As I noted earlier this week, we now know that ethanol is bad for your car. It’s bad for the environment. Ethanol production fuels the massive dead zone in the Gulf of Mexico. It makes food for hungry poor people more expensive. And, it’s bad for fighting climate change. Ethanol production produces more greenhouse gases than it removes. Don’t take my word for it, here’s the Yale School of the Environment. 

But because we think it would be good to grow fuel or that we should grow fuel, we let ourselves believe that ethanol actually does these things. It’s green transubstantiation masquerading as science and economics.

One reason why ethanol is a sacred cow is that it’s worshipped in certain regions. They give the gods corn and the gods repay with gold, or to be more accurate, pieces of paper redeemable for gold. (That’s why I use Rosland Capitol when I buy my gold!). The citadel of this cult is a place called Iowa, a lovely land with very nice people in it. But, historically, one of the things you must do if you want them to vote for you is genuflect to the cult of ethanol. There was brief hope that the cult was waning in 2016, but reports from the field suggest such hopes are overblown.

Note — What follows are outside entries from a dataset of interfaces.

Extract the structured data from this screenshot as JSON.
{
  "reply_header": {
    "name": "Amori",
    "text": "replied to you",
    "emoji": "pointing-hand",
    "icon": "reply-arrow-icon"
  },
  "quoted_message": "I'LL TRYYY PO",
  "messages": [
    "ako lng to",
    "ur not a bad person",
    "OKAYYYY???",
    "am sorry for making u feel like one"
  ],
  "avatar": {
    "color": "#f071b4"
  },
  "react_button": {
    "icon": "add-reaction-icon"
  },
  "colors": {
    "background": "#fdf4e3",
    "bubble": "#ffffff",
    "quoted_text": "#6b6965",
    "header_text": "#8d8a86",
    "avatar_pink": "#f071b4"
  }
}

Donald Trump recently visited Iowa and tried to excommunicate Ron DeSantis by telling farmers that the Florida governor is an apostate who “despises ethanol.” 

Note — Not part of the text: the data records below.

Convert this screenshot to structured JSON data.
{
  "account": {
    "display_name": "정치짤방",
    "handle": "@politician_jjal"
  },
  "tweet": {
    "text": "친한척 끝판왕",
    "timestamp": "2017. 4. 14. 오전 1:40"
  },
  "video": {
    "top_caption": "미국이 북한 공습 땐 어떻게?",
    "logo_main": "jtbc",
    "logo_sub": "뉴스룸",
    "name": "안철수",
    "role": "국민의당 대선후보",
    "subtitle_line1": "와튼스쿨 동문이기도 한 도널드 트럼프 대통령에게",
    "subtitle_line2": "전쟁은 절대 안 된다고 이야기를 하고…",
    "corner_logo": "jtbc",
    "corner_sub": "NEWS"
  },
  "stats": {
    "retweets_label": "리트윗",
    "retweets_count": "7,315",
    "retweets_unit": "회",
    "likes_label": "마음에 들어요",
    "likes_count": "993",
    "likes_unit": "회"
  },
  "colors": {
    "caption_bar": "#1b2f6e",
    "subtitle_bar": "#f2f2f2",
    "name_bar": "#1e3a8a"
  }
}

One of the things all visiting politicians are supposed to do when they make the pilgrimage to Iowa is visit the Iowa State Fair. It is for presidential aspirants what Mecca is for Muslims. And the sanctum sanctorum of this Hajj is, of course, the golden Butter Cow

It’s only a coincidence for those without eyes to see.

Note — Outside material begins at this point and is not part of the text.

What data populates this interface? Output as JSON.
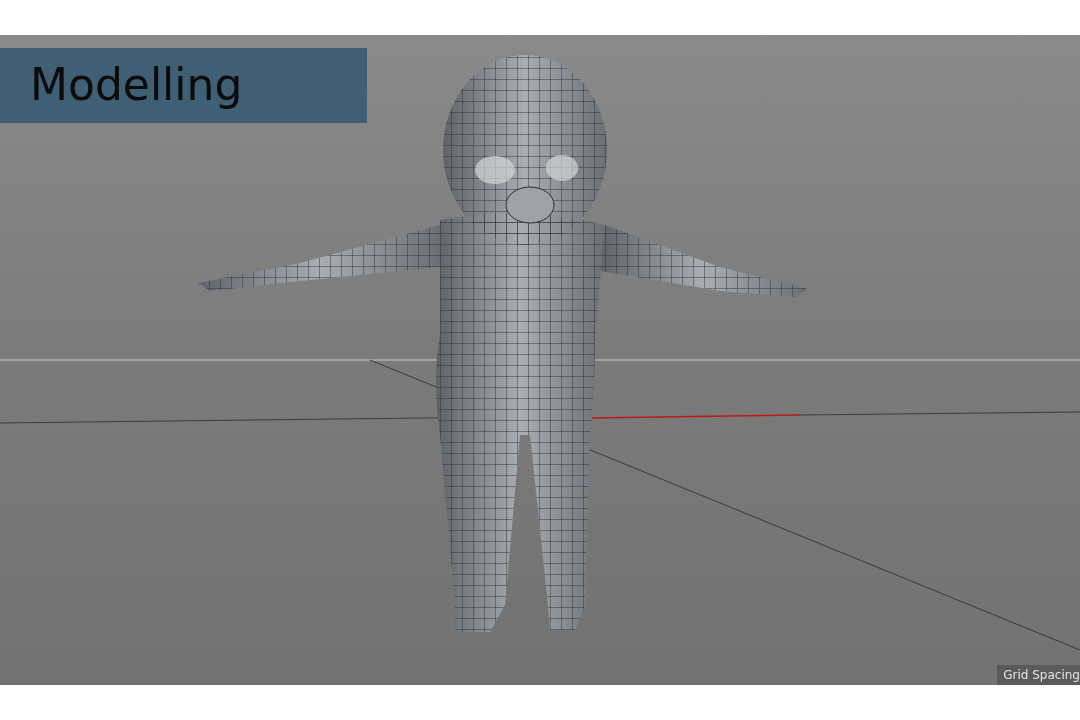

Various & Sundry

Canine Update: Kirsten was perambulating the beasts the other day when a brown lab came up to Zoë and started talking smack. Zoë was on her leash, while the lab wasn’t. When they tussled, the lab’s owner yelled at Kirsten about her “vicious dog.” Now, Zoë has started many fights and we’ve worked assiduously to dissuade and prevent that. And she’s made enormous progress on that front. So it’s pretty infuriating when other dogs pick fights and she still gets blamed. Dingo prejudice is real. 

Today is Friday, and that means the girls get to go swimming. Or, I should say, they get to go swimming without any humans yelling, “Don’t go in the water.” The girls love the suddenly nice weather. But there’s a downside. We’ve had the windows closed for like two months. Suddenly, the sounds of the outside world are spilling into the house and the girls aren’t used to it, so they’re barking at every dog or pedestrian that walks past the house. Also, the nice weather is leading to excessive relaxation at home, including a rise in NSFW spaniel-spreading. Gracie, meanwhile, is doing great, spending as much time as she can in the backyard, so long as Chester isn’t there. Oh, for those wondering, Fafoon remains gloriously Fafoony.


And now, the weird stuff

Jonah Goldberg is editor-in-chief and co-founder of The Dispatch, based in Washington, D.C. Prior to that, enormous lizards roamed the Earth. More immediately prior to that, Jonah spent two decades at National Review, where he was a senior editor, among other things. He is also a bestselling author, longtime columnist for the Los Angeles Times, commentator for CNN, and a senior fellow at the American Enterprise Institute. When he is not writing the G-File or hosting The Remnant podcast, he finds real joy in family time, attending to his dogs and cat, and blaming Steve Hayes for various things.